Ecohydrological processes and pressures in karst
Earth and Environmental Sciences (2nd level)Modul:
Course code: MIK01
Year of study: 2nd year
Workload: lectures 25 hours, seminar 20 hours, field work 25 hours, individual work 80 hours.
Course type: elective
Languages: Slovene, English
Learning and teaching methods:
The content of the course is presented at lectures, diversified with modern didactic grips. Seminars take place at the same time with lectures and they are being related to individual thematic assemblies of lectures. Students individually present problems connected with their research theme, that are being analysed commonly by their classmates.
Course syllabus (download)
First-cycle Bologna degree or a university degree in the natural sciences.
Content (Syllabus outline):
Karst aquifers hold important water resources and are rich in unique (underground) ecosystems. Due to highly dynamic hydrological processes compared to other less permeable systems, they are particularly vulnerable to environmental changes and human activities. An important prerequisite for understanding the limitations of appropriate management of karst natural resources is knowledge of landscape processes and the specific characteristics of water flow in karst. This course therefore integrates karst studies into a general ecological, geomorphological, speleological and hydrological context and emphasises the application of karst-specific research methods. Special attention is paid to the ecohydrological functions of karst underground, the temporal hydrological variability, surface- groundwater interaction and contamination problems.
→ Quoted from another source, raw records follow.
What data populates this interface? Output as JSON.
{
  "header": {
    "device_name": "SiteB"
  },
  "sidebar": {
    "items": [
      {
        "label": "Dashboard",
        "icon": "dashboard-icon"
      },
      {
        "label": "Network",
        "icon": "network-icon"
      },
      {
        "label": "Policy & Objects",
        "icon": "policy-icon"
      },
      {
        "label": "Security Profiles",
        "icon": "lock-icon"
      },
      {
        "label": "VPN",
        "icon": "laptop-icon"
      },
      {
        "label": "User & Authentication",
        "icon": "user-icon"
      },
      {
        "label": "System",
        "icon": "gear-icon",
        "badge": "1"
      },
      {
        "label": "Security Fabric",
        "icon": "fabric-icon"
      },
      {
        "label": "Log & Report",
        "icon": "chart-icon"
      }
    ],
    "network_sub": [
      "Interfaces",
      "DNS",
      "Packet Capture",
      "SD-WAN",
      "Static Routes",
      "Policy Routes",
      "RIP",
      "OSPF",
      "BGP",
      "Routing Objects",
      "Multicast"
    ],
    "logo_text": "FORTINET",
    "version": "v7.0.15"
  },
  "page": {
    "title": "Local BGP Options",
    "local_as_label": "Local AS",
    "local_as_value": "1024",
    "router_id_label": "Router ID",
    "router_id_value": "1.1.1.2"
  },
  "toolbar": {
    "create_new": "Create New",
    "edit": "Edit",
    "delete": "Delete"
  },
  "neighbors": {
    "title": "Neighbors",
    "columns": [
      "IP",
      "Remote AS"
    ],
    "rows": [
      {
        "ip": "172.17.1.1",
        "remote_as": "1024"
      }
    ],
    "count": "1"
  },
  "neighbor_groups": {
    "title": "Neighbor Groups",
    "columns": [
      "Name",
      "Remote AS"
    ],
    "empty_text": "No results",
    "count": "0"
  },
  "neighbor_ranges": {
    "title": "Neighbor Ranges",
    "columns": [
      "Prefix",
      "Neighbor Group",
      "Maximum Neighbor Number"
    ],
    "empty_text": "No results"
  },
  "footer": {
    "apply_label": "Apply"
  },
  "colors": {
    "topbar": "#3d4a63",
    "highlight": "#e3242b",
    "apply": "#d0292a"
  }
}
Best practices for protection and management solutions will be presented.
- BONACCI, O., PIPAN, T., CULVER, D. C., 2009: A framework for karst ecohydrology. Environmental Geology, 56/5: 891-900.
- GOLDSCHEIDER, N., 2012: A holistic approach to groundwater protection and ecosystem services in karst terrains. Aqua Mundi, 3: 117-124. doi: 10.4409/Am-046-12-0047.
- GUTIÉRREZ, F., PARISE, M., De WAELE, J., JOURDE, H., 2014: A review on natural and human-induced geohazards and impacts in karst. Earth-Science Reviews, 138: 61-88.
- HARTMANN, A., GOLDSCHEIDER, N., WAGENER, T., LANGE, J., WEILER, M., 2014: Karst water resources in a changing world: Review of hydrological modeling approaches. Reviews of Geophysics, 52/3: 218-242.
- KLØVE, B., ALA-AHO, P., BERTRAND, G., BOUKALOVA, Z., ERTÜRK, A., … WIDERLUND, A., 2011: Groundwater dependent ecosystems. Part I: Hydroecological status and trends. Environmental Science & Policy, 14/7: 770-781. doi: 10.1016/j.envsci.2011.04.002.
- KOVAČIČ, G., RAVBAR, N., 2010: Extreme hydrological events in karst areas of Slovenia, the case of the Unica River basin. Geodinamica Acta, 23/1–3: 89-100.
- RAVBAR, N., 2007: The protection of karst waters: a comprehensive Slovene approach to vulnerability and contamination risk mapping. Inštitut za raziskovanje krasa ZRC SAZU, Postojna. (poglavja/chapters: 4-8).
Objectives and competences:
- Students learn about the importance of karst natural resources and other peculiarities of the karst environment;
- They learn about the specifics of water flow in karst and hydrological variability and they understand why karst natural resources are highly vulnerable;
- They get acquainted with the basic methods and techniques for researching karst processes;
- Understand what knowledge is needed for the effective protection of karst natural resources and what measures are most effective for meaningful planning of activities on karst.
Intended learning outcomes:
- Introduction to terms hydrological variability, surface-groundwater interaction, groundwater dependant ecosystems, etc.;
- Ability to list the specifics of water flow in karst, the importance of karst natural resources, etc.;
- Know research methods that are specific to karst research;
- Ability to critically evaluate what are the appropriate ways to protect and manage the use of karst natural resources, knowledge of examples of good practice;
- Ability to independently evaluate literature and sources.
Oral exam (60 %), written paper (40 %).